Your objective:
Retype the records exactly, with nothing added or dropped.
--------
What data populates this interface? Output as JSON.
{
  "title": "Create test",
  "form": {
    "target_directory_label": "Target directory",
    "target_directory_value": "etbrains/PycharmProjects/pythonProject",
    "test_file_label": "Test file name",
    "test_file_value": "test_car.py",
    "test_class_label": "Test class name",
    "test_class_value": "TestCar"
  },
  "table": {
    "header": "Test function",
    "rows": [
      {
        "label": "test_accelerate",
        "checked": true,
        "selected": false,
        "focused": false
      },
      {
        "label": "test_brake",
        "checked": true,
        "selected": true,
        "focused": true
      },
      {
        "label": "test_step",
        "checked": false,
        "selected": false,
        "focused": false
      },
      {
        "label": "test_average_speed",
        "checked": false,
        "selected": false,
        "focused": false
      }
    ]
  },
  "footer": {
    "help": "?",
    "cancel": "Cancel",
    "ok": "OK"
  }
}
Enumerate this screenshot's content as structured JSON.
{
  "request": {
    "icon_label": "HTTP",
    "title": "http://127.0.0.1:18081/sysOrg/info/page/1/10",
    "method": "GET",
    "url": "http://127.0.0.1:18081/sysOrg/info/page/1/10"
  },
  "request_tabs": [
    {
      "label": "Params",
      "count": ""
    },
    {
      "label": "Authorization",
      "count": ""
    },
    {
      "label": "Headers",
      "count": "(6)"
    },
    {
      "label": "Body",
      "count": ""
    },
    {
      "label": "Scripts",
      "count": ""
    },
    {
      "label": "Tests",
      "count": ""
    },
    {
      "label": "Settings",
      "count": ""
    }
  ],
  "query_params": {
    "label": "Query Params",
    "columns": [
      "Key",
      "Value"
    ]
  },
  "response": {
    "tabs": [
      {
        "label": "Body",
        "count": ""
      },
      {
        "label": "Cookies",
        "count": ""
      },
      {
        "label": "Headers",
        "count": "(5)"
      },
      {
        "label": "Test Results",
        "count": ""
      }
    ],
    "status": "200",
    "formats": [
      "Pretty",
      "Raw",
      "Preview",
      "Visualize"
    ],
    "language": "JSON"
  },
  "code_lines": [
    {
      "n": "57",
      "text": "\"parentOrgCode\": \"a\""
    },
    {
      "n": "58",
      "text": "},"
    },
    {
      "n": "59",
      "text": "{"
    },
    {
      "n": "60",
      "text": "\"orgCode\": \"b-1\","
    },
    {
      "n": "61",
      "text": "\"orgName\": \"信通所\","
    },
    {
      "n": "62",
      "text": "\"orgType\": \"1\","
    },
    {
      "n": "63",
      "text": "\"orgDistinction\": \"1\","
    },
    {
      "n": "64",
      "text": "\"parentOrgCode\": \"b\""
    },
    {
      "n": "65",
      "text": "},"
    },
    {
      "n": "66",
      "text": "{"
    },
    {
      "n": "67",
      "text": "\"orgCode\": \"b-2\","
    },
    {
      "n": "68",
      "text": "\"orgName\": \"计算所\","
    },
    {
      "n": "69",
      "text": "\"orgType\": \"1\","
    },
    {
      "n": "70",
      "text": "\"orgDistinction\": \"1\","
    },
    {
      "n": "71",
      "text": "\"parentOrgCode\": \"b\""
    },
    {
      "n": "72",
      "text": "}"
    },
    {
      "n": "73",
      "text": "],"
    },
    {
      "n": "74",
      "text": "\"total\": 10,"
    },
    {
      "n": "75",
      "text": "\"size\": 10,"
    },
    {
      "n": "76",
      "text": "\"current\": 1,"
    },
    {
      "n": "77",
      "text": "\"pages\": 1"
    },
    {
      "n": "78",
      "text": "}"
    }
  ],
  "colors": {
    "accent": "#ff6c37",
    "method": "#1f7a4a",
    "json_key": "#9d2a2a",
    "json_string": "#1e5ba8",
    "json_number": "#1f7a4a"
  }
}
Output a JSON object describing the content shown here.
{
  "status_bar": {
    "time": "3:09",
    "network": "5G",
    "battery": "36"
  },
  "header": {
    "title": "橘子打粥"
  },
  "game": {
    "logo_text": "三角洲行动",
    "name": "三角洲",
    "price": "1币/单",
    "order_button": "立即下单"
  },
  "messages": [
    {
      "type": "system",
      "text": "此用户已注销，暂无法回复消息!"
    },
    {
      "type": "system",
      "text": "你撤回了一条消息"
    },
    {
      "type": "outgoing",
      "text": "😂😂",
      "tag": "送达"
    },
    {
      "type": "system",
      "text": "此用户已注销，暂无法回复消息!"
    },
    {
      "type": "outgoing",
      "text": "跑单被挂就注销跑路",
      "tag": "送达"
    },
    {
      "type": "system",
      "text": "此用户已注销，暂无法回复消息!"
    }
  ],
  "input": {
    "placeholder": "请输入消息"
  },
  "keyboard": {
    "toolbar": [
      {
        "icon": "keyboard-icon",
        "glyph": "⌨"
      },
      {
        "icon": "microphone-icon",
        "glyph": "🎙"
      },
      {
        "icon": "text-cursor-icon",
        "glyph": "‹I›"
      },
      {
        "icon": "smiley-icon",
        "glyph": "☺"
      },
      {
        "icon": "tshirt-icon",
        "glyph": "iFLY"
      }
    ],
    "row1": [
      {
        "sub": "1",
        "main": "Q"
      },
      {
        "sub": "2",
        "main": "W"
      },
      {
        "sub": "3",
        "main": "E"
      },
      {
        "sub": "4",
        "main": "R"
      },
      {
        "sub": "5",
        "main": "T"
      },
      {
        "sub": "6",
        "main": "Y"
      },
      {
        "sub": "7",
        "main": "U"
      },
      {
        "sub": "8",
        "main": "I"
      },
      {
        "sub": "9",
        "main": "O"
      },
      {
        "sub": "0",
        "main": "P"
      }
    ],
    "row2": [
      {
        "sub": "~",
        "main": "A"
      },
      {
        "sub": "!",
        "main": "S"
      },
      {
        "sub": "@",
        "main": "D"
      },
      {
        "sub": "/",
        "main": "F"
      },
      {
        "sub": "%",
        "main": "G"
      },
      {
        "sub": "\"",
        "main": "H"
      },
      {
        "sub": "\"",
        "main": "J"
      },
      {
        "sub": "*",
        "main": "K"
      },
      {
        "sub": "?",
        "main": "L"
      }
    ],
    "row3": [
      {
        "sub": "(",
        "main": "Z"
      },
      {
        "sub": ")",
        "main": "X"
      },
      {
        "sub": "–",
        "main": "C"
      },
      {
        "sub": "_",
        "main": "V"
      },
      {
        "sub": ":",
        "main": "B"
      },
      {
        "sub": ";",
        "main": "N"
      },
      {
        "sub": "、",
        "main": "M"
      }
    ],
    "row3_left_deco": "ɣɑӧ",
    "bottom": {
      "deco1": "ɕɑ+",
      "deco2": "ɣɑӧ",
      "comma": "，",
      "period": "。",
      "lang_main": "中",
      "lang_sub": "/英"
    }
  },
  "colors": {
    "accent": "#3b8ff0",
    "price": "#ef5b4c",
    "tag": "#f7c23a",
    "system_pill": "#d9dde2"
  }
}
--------
Result below:
What data populates this interface? Output as JSON.
{
  "title": "Create test",
  "form": {
    "target_directory_label": "Target directory",
    "target_directory_value": "etbrains/PycharmProjects/pythonProject",
    "test_file_label": "Test file name",
    "test_file_value": "test_car.py",
    "test_class_label": "Test class name",
    "test_class_value": "TestCar"
  },
  "table": {
    "header": "Test function",
    "rows": [
      {
        "label": "test_accelerate",
        "checked": true,
        "selected": false,
        "focused": false
      },
      {
        "label": "test_brake",
        "checked": true,
        "selected": true,
        "focused": true
      },
      {
        "label": "test_step",
        "checked": false,
        "selected": false,
        "focused": false
      },
      {
        "label": "test_average_speed",
        "checked": false,
        "selected": false,
        "focused": false
      }
    ]
  },
  "footer": {
    "help": "?",
    "cancel": "Cancel",
    "ok": "OK"
  }
}
Enumerate this screenshot's content as structured JSON.
{
  "request": {
    "icon_label": "HTTP",
    "title": "http://127.0.0.1:18081/sysOrg/info/page/1/10",
    "method": "GET",
    "url": "http://127.0.0.1:18081/sysOrg/info/page/1/10"
  },
  "request_tabs": [
    {
      "label": "Params",
      "count": ""
    },
    {
      "label": "Authorization",
      "count": ""
    },
    {
      "label": "Headers",
      "count": "(6)"
    },
    {
      "label": "Body",
      "count": ""
    },
    {
      "label": "Scripts",
      "count": ""
    },
    {
      "label": "Tests",
      "count": ""
    },
    {
      "label": "Settings",
      "count": ""
    }
  ],
  "query_params": {
    "label": "Query Params",
    "columns": [
      "Key",
      "Value"
    ]
  },
  "response": {
    "tabs": [
      {
        "label": "Body",
        "count": ""
      },
      {
        "label": "Cookies",
        "count": ""
      },
      {
        "label": "Headers",
        "count": "(5)"
      },
      {
        "label": "Test Results",
        "count": ""
      }
    ],
    "status": "200",
    "formats": [
      "Pretty",
      "Raw",
      "Preview",
      "Visualize"
    ],
    "language": "JSON"
  },
  "code_lines": [
    {
      "n": "57",
      "text": "\"parentOrgCode\": \"a\""
    },
    {
      "n": "58",
      "text": "},"
    },
    {
      "n": "59",
      "text": "{"
    },
    {
      "n": "60",
      "text": "\"orgCode\": \"b-1\","
    },
    {
      "n": "61",
      "text": "\"orgName\": \"信通所\","
    },
    {
      "n": "62",
      "text": "\"orgType\": \"1\","
    },
    {
      "n": "63",
      "text": "\"orgDistinction\": \"1\","
    },
    {
      "n": "64",
      "text": "\"parentOrgCode\": \"b\""
    },
    {
      "n": "65",
      "text": "},"
    },
    {
      "n": "66",
      "text": "{"
    },
    {
      "n": "67",
      "text": "\"orgCode\": \"b-2\","
    },
    {
      "n": "68",
      "text": "\"orgName\": \"计算所\","
    },
    {
      "n": "69",
      "text": "\"orgType\": \"1\","
    },
    {
      "n": "70",
      "text": "\"orgDistinction\": \"1\","
    },
    {
      "n": "71",
      "text": "\"parentOrgCode\": \"b\""
    },
    {
      "n": "72",
      "text": "}"
    },
    {
      "n": "73",
      "text": "],"
    },
    {
      "n": "74",
      "text": "\"total\": 10,"
    },
    {
      "n": "75",
      "text": "\"size\": 10,"
    },
    {
      "n": "76",
      "text": "\"current\": 1,"
    },
    {
      "n": "77",
      "text": "\"pages\": 1"
    },
    {
      "n": "78",
      "text": "}"
    }
  ],
  "colors": {
    "accent": "#ff6c37",
    "method": "#1f7a4a",
    "json_key": "#9d2a2a",
    "json_string": "#1e5ba8",
    "json_number": "#1f7a4a"
  }
}
Output a JSON object describing the content shown here.
{
  "status_bar": {
    "time": "3:09",
    "network": "5G",
    "battery": "36"
  },
  "header": {
    "title": "橘子打粥"
  },
  "game": {
    "logo_text": "三角洲行动",
    "name": "三角洲",
    "price": "1币/单",
    "order_button": "立即下单"
  },
  "messages": [
    {
      "type": "system",
      "text": "此用户已注销，暂无法回复消息!"
    },
    {
      "type": "system",
      "text": "你撤回了一条消息"
    },
    {
      "type": "outgoing",
      "text": "😂😂",
      "tag": "送达"
    },
    {
      "type": "system",
      "text": "此用户已注销，暂无法回复消息!"
    },
    {
      "type": "outgoing",
      "text": "跑单被挂就注销跑路",
      "tag": "送达"
    },
    {
      "type": "system",
      "text": "此用户已注销，暂无法回复消息!"
    }
  ],
  "input": {
    "placeholder": "请输入消息"
  },
  "keyboard": {
    "toolbar": [
      {
        "icon": "keyboard-icon",
        "glyph": "⌨"
      },
      {
        "icon": "microphone-icon",
        "glyph": "🎙"
      },
      {
        "icon": "text-cursor-icon",
        "glyph": "‹I›"
      },
      {
        "icon": "smiley-icon",
        "glyph": "☺"
      },
      {
        "icon": "tshirt-icon",
        "glyph": "iFLY"
      }
    ],
    "row1": [
      {
        "sub": "1",
        "main": "Q"
      },
      {
        "sub": "2",
        "main": "W"
      },
      {
        "sub": "3",
        "main": "E"
      },
      {
        "sub": "4",
        "main": "R"
      },
      {
        "sub": "5",
        "main": "T"
      },
      {
        "sub": "6",
        "main": "Y"
      },
      {
        "sub": "7",
        "main": "U"
      },
      {
        "sub": "8",
        "main": "I"
      },
      {
        "sub": "9",
        "main": "O"
      },
      {
        "sub": "0",
        "main": "P"
      }
    ],
    "row2": [
      {
        "sub": "~",
        "main": "A"
      },
      {
        "sub": "!",
        "main": "S"
      },
      {
        "sub": "@",
        "main": "D"
      },
      {
        "sub": "/",
        "main": "F"
      },
      {
        "sub": "%",
        "main": "G"
      },
      {
        "sub": "\"",
        "main": "H"
      },
      {
        "sub": "\"",
        "main": "J"
      },
      {
        "sub": "*",
        "main": "K"
      },
      {
        "sub": "?",
        "main": "L"
      }
    ],
    "row3": [
      {
        "sub": "(",
        "main": "Z"
      },
      {
        "sub": ")",
        "main": "X"
      },
      {
        "sub": "–",
        "main": "C"
      },
      {
        "sub": "_",
        "main": "V"
      },
      {
        "sub": ":",
        "main": "B"
      },
      {
        "sub": ";",
        "main": "N"
      },
      {
        "sub": "、",
        "main": "M"
      }
    ],
    "row3_left_deco": "ɣɑӧ",
    "bottom": {
      "deco1": "ɕɑ+",
      "deco2": "ɣɑӧ",
      "comma": "，",
      "period": "。",
      "lang_main": "中",
      "lang_sub": "/英"
    }
  },
  "colors": {
    "accent": "#3b8ff0",
    "price": "#ef5b4c",
    "tag": "#f7c23a",
    "system_pill": "#d9dde2"
  }
}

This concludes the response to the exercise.